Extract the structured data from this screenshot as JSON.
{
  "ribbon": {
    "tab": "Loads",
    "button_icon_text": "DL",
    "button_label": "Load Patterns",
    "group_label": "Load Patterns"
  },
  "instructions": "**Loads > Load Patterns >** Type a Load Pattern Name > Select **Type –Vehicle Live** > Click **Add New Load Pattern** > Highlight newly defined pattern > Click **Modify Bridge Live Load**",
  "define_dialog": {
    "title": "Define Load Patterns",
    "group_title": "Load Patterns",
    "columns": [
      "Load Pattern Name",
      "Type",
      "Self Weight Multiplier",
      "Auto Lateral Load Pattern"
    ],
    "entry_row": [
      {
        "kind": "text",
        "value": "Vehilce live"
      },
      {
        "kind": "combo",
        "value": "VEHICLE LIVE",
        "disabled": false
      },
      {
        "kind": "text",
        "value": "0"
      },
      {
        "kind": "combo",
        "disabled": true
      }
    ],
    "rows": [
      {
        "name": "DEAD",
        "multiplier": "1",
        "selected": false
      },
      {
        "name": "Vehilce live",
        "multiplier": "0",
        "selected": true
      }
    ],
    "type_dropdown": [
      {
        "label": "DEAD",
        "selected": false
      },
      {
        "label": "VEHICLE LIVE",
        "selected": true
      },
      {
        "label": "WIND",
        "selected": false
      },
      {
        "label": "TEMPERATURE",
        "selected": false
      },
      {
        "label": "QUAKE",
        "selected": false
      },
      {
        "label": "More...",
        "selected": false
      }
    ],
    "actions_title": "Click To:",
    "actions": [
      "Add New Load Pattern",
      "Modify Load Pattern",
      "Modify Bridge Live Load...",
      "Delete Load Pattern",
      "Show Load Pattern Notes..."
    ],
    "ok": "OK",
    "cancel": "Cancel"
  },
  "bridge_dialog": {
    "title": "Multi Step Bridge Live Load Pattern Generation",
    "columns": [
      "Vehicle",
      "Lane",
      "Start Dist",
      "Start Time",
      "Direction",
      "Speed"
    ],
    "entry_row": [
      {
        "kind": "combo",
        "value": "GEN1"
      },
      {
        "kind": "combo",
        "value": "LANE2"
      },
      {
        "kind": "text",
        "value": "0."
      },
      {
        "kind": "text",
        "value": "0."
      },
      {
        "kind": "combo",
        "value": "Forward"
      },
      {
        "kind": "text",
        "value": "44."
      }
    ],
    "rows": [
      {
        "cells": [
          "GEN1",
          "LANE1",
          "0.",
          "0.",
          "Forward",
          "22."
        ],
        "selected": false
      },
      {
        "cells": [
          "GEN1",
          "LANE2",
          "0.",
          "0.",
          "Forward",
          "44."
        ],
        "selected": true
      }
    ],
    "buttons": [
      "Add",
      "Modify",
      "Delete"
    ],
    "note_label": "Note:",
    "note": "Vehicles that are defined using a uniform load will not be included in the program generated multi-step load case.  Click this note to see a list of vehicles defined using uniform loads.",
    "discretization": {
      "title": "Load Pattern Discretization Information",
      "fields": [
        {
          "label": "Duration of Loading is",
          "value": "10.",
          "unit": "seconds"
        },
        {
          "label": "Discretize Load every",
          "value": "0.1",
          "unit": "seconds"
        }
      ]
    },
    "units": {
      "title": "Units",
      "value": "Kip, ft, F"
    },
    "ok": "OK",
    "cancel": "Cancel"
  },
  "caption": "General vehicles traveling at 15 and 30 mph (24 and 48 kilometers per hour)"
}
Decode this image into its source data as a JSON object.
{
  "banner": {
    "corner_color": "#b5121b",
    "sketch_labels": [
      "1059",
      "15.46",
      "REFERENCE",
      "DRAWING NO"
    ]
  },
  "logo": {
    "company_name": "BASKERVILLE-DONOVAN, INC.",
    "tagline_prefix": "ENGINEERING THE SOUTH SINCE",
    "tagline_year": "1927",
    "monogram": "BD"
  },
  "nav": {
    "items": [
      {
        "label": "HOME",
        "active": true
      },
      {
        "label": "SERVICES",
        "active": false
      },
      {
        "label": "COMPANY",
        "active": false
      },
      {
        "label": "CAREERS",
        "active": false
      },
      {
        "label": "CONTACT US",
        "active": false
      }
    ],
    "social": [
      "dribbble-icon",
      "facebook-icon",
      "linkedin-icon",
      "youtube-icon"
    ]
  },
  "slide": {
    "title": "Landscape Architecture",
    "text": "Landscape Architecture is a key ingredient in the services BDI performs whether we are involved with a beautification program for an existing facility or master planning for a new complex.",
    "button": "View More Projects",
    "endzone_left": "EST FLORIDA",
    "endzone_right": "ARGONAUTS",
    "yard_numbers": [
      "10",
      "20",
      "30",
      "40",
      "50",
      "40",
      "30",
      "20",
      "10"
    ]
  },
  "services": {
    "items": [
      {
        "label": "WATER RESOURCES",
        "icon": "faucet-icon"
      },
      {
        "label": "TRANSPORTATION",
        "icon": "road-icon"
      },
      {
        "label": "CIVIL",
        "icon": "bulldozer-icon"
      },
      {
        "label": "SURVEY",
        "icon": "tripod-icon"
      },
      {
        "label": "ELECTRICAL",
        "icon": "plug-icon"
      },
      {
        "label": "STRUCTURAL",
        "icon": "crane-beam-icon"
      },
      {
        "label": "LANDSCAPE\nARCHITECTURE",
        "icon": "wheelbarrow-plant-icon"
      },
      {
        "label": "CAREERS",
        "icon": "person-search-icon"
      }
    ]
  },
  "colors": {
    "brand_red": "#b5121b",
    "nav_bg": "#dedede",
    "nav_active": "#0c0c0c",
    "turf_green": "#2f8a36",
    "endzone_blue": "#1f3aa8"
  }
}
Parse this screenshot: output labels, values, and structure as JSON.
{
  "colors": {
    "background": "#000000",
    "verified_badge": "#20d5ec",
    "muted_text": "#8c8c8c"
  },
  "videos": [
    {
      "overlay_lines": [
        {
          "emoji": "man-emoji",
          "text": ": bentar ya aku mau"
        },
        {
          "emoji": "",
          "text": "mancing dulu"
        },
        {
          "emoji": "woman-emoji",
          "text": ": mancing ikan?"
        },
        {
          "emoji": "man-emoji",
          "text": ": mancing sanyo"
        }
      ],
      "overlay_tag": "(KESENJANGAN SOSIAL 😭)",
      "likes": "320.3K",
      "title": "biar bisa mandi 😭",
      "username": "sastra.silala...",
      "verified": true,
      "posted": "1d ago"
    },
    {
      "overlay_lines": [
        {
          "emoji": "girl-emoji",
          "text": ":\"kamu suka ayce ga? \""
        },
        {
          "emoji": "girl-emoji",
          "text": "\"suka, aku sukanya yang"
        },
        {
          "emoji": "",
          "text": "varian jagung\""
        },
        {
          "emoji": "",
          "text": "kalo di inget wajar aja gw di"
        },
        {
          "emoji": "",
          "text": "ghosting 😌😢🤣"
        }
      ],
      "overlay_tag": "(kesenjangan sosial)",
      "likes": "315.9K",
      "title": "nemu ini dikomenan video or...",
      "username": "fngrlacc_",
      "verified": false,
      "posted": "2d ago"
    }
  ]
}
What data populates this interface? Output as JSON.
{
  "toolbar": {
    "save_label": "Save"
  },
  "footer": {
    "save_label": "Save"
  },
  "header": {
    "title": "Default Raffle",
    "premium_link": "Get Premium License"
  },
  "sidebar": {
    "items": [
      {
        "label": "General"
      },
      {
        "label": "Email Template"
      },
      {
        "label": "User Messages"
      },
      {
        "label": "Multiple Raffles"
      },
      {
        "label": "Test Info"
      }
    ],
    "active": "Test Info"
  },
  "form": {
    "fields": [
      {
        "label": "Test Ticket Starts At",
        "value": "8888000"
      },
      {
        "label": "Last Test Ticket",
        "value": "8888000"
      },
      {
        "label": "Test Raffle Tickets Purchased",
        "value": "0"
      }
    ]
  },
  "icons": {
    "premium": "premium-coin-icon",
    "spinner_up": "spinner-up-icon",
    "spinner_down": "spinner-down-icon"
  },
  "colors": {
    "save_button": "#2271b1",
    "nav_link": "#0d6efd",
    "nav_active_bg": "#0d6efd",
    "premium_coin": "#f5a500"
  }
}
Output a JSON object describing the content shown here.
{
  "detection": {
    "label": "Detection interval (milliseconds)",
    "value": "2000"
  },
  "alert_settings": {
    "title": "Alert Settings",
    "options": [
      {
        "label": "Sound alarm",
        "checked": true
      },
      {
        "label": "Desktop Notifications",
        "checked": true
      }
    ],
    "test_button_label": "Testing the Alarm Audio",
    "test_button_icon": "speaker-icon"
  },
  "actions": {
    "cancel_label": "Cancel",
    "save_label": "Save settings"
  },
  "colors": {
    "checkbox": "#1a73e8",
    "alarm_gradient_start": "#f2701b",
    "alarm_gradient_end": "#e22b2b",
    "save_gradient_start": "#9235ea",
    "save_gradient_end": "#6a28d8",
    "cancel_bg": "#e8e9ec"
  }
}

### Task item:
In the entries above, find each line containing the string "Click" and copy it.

### Written answer:
  "instructions": "**Loads > Load Patterns >** Type a Load Pattern Name > Select **Type –Vehicle Live** > Click **Add New Load Pattern** > Highlight newly defined pattern > Click **Modify Bridge Live Load**",
    "actions_title": "Click To:",
    "note": "Vehicles that are defined using a uniform load will not be included in the program generated multi-step load case.  Click this note to see a list of vehicles defined using uniform loads.",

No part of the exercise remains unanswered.